Celiac.com 07/06/2012 - More and more, diners are looking for healthy, local and gluten-free options when deciding where to dine out, analysts say. Diners also want less salt and fat, and more spice in their food, although they are open to bite-sized dessert options. Restaurant owners say business is good these days as more people are choosing to spend any extra dollars on food and beverages. According to the 2012 Restaurant Industry Forecast by the National Restaurant Association, total restaurant industry sales are expected to reach a record $632 billion in 2012, a 3.5 percent increase from 2011. Nearly three out of four people who dine out are looking to maker healthier restaurant choices than they did just two years ago, said the industry forecast. Most restaurants surveyed said customers are in fact ordering the healthier items on the menu. That includes shunning that full slice of cheesecake for a bite-sized version that offers less total fat and sugar. In December, the National Restaurant Association released the results of their "What's Hot in 2012" survey, which revealed that consumers have become more aware of where their meat, fish, fruit, vegetables and even alcoholic beverages are being produced. Nearly three-quarters of those surveyed said they're more likely to visit a restaurant that offers locally produced food items.
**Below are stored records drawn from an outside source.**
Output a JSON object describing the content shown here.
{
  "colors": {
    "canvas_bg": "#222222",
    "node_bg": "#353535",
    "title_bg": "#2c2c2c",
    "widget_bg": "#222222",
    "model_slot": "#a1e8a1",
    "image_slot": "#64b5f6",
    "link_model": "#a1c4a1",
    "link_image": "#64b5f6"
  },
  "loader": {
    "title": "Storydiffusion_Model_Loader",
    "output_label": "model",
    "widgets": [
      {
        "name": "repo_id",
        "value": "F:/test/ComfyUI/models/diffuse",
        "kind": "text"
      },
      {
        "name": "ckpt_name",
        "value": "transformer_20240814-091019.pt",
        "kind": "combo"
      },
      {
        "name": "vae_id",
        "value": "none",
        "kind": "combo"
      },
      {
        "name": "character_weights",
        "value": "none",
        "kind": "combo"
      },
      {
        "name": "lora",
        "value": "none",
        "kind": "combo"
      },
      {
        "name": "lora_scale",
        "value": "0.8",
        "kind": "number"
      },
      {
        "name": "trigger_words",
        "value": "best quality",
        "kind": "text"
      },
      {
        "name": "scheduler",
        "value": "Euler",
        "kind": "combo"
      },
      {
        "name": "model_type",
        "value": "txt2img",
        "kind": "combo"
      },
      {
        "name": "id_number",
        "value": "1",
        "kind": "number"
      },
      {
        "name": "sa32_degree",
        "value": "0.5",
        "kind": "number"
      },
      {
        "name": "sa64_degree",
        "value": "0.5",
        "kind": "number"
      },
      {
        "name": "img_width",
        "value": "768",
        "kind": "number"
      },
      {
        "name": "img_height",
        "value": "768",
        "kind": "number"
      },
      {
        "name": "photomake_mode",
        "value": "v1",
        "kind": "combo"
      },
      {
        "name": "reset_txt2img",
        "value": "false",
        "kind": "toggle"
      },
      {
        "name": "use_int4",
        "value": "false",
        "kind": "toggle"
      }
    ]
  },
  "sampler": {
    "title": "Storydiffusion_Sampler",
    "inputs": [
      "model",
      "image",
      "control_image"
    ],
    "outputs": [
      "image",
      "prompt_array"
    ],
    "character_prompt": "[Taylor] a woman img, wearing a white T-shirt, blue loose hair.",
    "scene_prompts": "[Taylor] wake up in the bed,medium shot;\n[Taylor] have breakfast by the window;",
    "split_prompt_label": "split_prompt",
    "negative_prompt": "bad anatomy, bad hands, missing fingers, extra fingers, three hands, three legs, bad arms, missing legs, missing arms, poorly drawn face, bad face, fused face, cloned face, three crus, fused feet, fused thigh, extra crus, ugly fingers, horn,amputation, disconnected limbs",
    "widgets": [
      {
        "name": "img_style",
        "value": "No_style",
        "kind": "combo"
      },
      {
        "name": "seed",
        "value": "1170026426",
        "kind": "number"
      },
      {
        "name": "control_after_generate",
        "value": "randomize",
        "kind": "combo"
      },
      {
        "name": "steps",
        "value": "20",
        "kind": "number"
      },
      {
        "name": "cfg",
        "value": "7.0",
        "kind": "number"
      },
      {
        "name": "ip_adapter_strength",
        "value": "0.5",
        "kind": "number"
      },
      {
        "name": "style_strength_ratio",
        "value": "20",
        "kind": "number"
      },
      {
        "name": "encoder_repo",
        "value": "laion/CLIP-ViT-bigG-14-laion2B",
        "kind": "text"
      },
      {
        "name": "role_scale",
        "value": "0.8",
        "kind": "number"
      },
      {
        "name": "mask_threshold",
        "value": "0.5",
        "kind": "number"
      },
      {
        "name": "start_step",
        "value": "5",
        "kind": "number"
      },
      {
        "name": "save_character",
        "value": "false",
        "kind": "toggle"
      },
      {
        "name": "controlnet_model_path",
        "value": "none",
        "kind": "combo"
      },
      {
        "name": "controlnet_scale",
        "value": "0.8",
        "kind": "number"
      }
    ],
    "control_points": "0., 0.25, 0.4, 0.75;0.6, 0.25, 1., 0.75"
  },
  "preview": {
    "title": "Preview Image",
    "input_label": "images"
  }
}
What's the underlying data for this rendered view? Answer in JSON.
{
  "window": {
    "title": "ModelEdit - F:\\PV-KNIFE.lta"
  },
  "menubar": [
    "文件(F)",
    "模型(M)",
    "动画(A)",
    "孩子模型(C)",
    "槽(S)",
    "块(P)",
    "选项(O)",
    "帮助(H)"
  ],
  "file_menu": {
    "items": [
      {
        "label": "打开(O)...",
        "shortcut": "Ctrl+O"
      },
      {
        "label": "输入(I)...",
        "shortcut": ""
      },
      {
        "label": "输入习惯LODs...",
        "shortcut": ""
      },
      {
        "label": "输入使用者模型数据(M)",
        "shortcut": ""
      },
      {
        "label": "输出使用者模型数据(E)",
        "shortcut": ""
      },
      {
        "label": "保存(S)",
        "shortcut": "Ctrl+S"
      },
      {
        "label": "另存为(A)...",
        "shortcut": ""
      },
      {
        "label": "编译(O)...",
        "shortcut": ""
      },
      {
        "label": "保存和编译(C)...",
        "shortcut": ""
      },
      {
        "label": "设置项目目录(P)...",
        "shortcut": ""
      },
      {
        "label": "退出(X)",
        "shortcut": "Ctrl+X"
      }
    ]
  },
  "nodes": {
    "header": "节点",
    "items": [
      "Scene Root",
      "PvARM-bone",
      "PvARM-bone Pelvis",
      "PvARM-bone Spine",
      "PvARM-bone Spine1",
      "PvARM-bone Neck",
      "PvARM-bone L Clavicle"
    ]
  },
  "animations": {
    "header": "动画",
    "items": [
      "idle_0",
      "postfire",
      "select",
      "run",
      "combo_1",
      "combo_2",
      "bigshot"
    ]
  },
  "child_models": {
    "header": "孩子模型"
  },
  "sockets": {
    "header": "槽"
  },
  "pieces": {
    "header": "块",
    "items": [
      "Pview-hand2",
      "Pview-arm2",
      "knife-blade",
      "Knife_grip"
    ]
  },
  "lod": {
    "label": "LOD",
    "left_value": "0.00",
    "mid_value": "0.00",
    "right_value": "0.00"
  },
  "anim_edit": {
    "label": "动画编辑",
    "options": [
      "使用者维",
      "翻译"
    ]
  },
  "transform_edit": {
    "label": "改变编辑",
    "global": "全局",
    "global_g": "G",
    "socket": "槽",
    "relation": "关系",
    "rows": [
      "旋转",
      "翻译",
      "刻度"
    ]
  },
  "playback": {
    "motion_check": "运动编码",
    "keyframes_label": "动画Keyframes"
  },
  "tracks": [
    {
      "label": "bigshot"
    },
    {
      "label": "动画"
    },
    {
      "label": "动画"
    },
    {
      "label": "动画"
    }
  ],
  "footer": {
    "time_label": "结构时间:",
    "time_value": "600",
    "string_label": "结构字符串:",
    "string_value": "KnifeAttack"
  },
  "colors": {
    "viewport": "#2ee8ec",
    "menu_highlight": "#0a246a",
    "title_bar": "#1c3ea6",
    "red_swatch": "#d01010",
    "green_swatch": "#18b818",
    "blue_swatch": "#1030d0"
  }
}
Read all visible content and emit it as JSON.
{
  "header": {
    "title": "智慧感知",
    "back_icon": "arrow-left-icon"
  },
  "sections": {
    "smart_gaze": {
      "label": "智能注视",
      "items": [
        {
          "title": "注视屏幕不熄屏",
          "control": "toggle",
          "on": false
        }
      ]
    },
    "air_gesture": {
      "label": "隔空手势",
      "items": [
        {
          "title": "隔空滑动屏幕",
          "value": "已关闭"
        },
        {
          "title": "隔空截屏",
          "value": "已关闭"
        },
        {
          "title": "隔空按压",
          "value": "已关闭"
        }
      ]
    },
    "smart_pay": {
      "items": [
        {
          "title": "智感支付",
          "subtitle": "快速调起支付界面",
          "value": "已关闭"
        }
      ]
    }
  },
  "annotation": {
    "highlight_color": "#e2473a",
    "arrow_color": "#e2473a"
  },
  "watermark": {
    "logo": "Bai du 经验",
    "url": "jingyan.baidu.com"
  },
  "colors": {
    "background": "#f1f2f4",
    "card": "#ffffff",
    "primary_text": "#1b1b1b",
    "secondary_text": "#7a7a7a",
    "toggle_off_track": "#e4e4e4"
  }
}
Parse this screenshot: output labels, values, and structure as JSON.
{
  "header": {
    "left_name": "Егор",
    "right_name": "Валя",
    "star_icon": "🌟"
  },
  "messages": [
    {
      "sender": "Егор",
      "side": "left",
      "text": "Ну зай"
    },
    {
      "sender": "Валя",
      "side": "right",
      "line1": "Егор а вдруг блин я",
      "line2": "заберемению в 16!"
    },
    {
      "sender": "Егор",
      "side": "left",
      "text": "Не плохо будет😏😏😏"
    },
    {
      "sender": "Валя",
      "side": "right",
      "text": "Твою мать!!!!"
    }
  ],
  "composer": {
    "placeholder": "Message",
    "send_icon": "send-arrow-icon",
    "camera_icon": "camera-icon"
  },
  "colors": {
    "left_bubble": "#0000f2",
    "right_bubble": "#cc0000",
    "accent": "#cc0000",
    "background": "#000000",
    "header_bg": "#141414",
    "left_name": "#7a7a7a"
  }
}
Source: http://www.upi.com/Business_News/2012/04/29/Consumer-Corner-Healthy-local-and-gluten-free-tops-menu/UPI-95361335691800/